Coming to Japan to teach can be the fulfillment of a long-time dream for many, and in a lot of ways it won’t disappoint. Japan is a beautiful country with polite, friendly people, good food, and lots to see and do. No matter how much you may love Japan, though, there are bound to be a few things you genuinely miss from your home country. In this article I’ll go through some of the things I (as an American) or colleagues over the years have wished we had more of.
Bring some “Comfort Food”
It’s the little things that can make the biggest impact, and nowhere is this more true and in food. Although Japanese food is world-renowned, there are going to be times you long for the familiar tastes of home. While I know you’re not going to be able to pack yourself a turkey sandwich or your mom’s meatloaf, there are a lot of small things you can bring which can give you just a taste of the old days. Teachers in Japan have been known to bring back their favorite kinds of sauces and spices, instant gravy or dressing mix, or sweets and cookies.
After your first year or so, you’ll have a much better grasp of what you can get here, and what you can’t. From that point on, if you stick with Japan, you’ll be taking an empty suitcase home with you on your visits…
Bring some Deodorant
OK, not everyone will have this problem, but I do: Japanese deodorant is WEAK. I suppose Japanese people are naturally tidy in that way and do not smell, but if you’re like me and become decidedly less fragrant on hot and sweaty days, it can become a real problem. Don’t forget your job will be sitting in close proximity to people while being charming all day. Bring some of your good ol’ western deodorant/antiperspirant. Essentially a tropical island in the summer, Japan is brutally humid!

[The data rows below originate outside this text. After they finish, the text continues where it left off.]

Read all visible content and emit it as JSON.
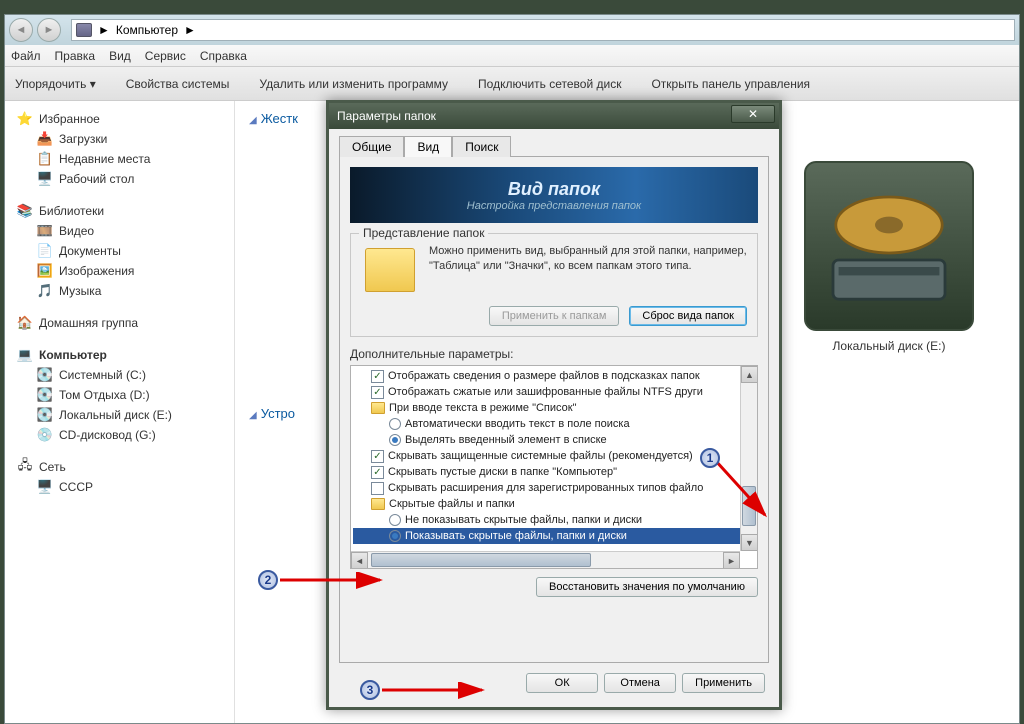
{
  "address": {
    "location": "Компьютер",
    "sep": "►"
  },
  "menu": [
    "Файл",
    "Правка",
    "Вид",
    "Сервис",
    "Справка"
  ],
  "toolbar": [
    "Упорядочить ▾",
    "Свойства системы",
    "Удалить или изменить программу",
    "Подключить сетевой диск",
    "Открыть панель управления"
  ],
  "sidebar": {
    "favorites": {
      "title": "Избранное",
      "items": [
        "Загрузки",
        "Недавние места",
        "Рабочий стол"
      ]
    },
    "libraries": {
      "title": "Библиотеки",
      "items": [
        "Видео",
        "Документы",
        "Изображения",
        "Музыка"
      ]
    },
    "homegroup": {
      "title": "Домашняя группа"
    },
    "computer": {
      "title": "Компьютер",
      "items": [
        "Системный (C:)",
        "Том Отдыха (D:)",
        "Локальный диск (E:)",
        "CD-дисковод (G:)"
      ]
    },
    "network": {
      "title": "Сеть",
      "items": [
        "СССР"
      ]
    }
  },
  "main": {
    "section1": "Жестк",
    "section2": "Устро",
    "drive_label": "Локальный диск (E:)"
  },
  "dialog": {
    "title": "Параметры папок",
    "tabs": [
      "Общие",
      "Вид",
      "Поиск"
    ],
    "active_tab": "Вид",
    "banner": {
      "title": "Вид папок",
      "subtitle": "Настройка представления папок"
    },
    "group": {
      "title": "Представление папок",
      "text": "Можно применить вид, выбранный для этой папки, например, \"Таблица\" или \"Значки\", ко всем папкам этого типа.",
      "apply": "Применить к папкам",
      "reset": "Сброс вида папок"
    },
    "adv_label": "Дополнительные параметры:",
    "tree": [
      {
        "type": "check",
        "on": true,
        "text": "Отображать сведения о размере файлов в подсказках папок"
      },
      {
        "type": "check",
        "on": true,
        "text": "Отображать сжатые или зашифрованные файлы NTFS други"
      },
      {
        "type": "folder",
        "text": "При вводе текста в режиме \"Список\""
      },
      {
        "type": "radio",
        "on": false,
        "indent": 2,
        "text": "Автоматически вводить текст в поле поиска"
      },
      {
        "type": "radio",
        "on": true,
        "indent": 2,
        "text": "Выделять введенный элемент в списке"
      },
      {
        "type": "check",
        "on": true,
        "text": "Скрывать защищенные системные файлы (рекомендуется)"
      },
      {
        "type": "check",
        "on": true,
        "text": "Скрывать пустые диски в папке \"Компьютер\""
      },
      {
        "type": "check",
        "on": false,
        "text": "Скрывать расширения для зарегистрированных типов файло"
      },
      {
        "type": "folder",
        "text": "Скрытые файлы и папки"
      },
      {
        "type": "radio",
        "on": false,
        "indent": 2,
        "text": "Не показывать скрытые файлы, папки и диски"
      },
      {
        "type": "radio",
        "on": true,
        "indent": 2,
        "selected": true,
        "text": "Показывать скрытые файлы, папки и диски"
      }
    ],
    "restore": "Восстановить значения по умолчанию",
    "ok": "ОК",
    "cancel": "Отмена",
    "apply": "Применить"
  },
  "callouts": {
    "1": "1",
    "2": "2",
    "3": "3"
  }
}
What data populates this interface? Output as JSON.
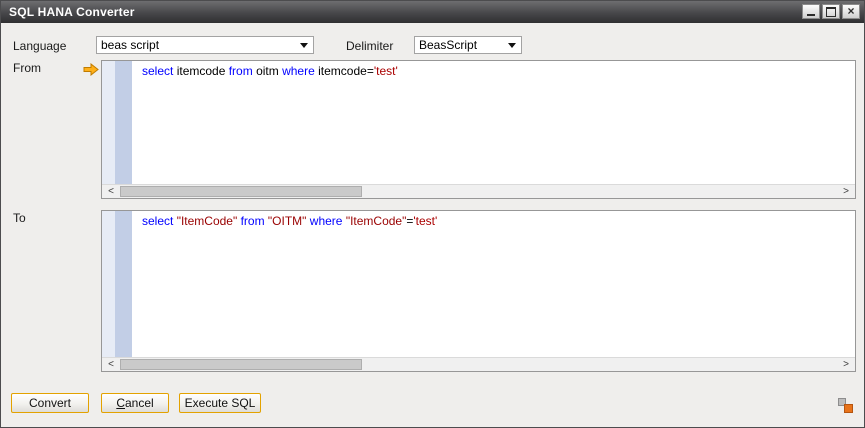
{
  "window": {
    "title": "SQL HANA Converter"
  },
  "icons": {
    "close": "×",
    "scroll_left": "<",
    "scroll_right": ">"
  },
  "form": {
    "language_label": "Language",
    "language_value": "beas script",
    "delimiter_label": "Delimiter",
    "delimiter_value": "BeasScript"
  },
  "from_editor": {
    "label": "From",
    "code": "select itemcode from oitm where itemcode='test'",
    "tokens": [
      {
        "text": "select ",
        "color": "#0000ff"
      },
      {
        "text": "itemcode ",
        "color": "#000000"
      },
      {
        "text": "from ",
        "color": "#0000ff"
      },
      {
        "text": "oitm ",
        "color": "#000000"
      },
      {
        "text": "where ",
        "color": "#0000ff"
      },
      {
        "text": "itemcode",
        "color": "#000000"
      },
      {
        "text": "=",
        "color": "#000000"
      },
      {
        "text": "'test'",
        "color": "#aa0000"
      }
    ]
  },
  "to_editor": {
    "label": "To",
    "code": "select \"ItemCode\" from \"OITM\" where \"ItemCode\"='test'",
    "tokens": [
      {
        "text": "select ",
        "color": "#0000ff"
      },
      {
        "text": "\"ItemCode\" ",
        "color": "#990000"
      },
      {
        "text": "from ",
        "color": "#0000ff"
      },
      {
        "text": "\"OITM\" ",
        "color": "#990000"
      },
      {
        "text": "where ",
        "color": "#0000ff"
      },
      {
        "text": "\"ItemCode\"",
        "color": "#990000"
      },
      {
        "text": "=",
        "color": "#000000"
      },
      {
        "text": "'test'",
        "color": "#aa0000"
      }
    ]
  },
  "buttons": [
    {
      "label": "Convert"
    },
    {
      "label": "Cancel"
    },
    {
      "label": "Execute SQL"
    }
  ],
  "colors": {
    "button_border_gold": "#e3a200",
    "keyword_blue": "#0000ff",
    "string_red": "#aa0000",
    "quoted_identifier_red": "#990000",
    "link_arrow_orange": "#ffb019",
    "titlebar_dark": "#47474a"
  }
}
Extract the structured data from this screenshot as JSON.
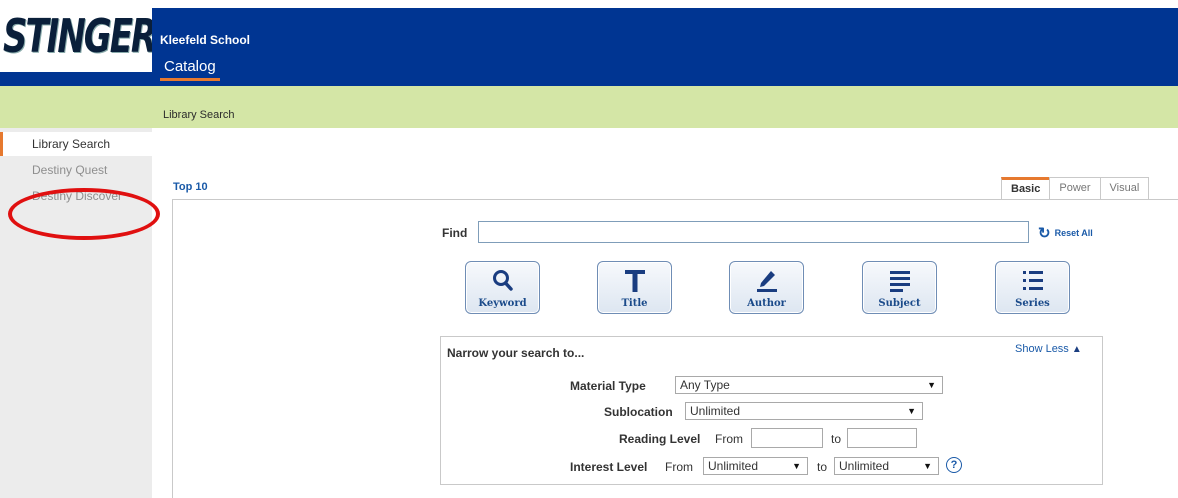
{
  "header": {
    "logo_text": "STINGERS",
    "school_name": "Kleefeld School",
    "nav_tab": "Catalog"
  },
  "breadcrumb": "Library Search",
  "sidebar": {
    "items": [
      {
        "label": "Library Search",
        "active": true
      },
      {
        "label": "Destiny Quest",
        "active": false
      },
      {
        "label": "Destiny Discover",
        "active": false
      }
    ]
  },
  "main": {
    "top10": "Top 10",
    "mode_tabs": [
      "Basic",
      "Power",
      "Visual"
    ],
    "find": {
      "label": "Find",
      "value": "",
      "reset_label": "Reset All"
    },
    "search_buttons": [
      {
        "label": "Keyword",
        "icon": "magnifier-icon"
      },
      {
        "label": "Title",
        "icon": "letter-t-icon"
      },
      {
        "label": "Author",
        "icon": "pen-icon"
      },
      {
        "label": "Subject",
        "icon": "lines-icon"
      },
      {
        "label": "Series",
        "icon": "numbered-list-icon"
      }
    ],
    "narrow": {
      "title": "Narrow your search to...",
      "toggle_label": "Show Less",
      "material_type": {
        "label": "Material Type",
        "value": "Any Type"
      },
      "sublocation": {
        "label": "Sublocation",
        "value": "Unlimited"
      },
      "reading_level": {
        "label": "Reading Level",
        "from_label": "From",
        "to_label": "to",
        "from_value": "",
        "to_value": ""
      },
      "interest_level": {
        "label": "Interest Level",
        "from_label": "From",
        "to_label": "to",
        "from_value": "Unlimited",
        "to_value": "Unlimited"
      }
    }
  },
  "colors": {
    "header_bg": "#003592",
    "subbar_bg": "#d4e6a6",
    "accent": "#e6792f",
    "annotation": "#e01010",
    "link": "#1a5aa8"
  }
}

Bring special-sized Clothes/Articles
While the Japanese have been getting bigger in recent decades thanks to an increasingly western diet, as a whole they remain considerably smaller in stature than most people from western nations. If you need larger sizes in shoes, clothes, etc. then it can sometimes be difficult to find new ones here in Japan – especially for women. Big & Tall shops and departments DO exist but not everywhere and the selection may be worse than you’re used to.
Bring your Records
Finally, don’t forget to bring your important papers with you. Japan loves bureaucracy, and will want copies or to see the originals of various important documents. Even if you don’t plan to stay here long term, and you’re just teaching for a little bit before moving on, it pays to have your records with you for whatever the city hall bugs you about.
Things to remember: Passport(s), Birth Certificate, College Diploma, Certification Records, Government ID, Driver’s License (and maybe even expired earlier ones)
I hope this article helps you start thinking about what you’ll need when you come to Japan to teach. The world is shrinking thanks to the internet and travel and various things are getting easier to source, but it’s best to be prepared. If you’re new to Japan, you’re going to need that little bit of home to get you through the rough patch when the honeymoon period ends!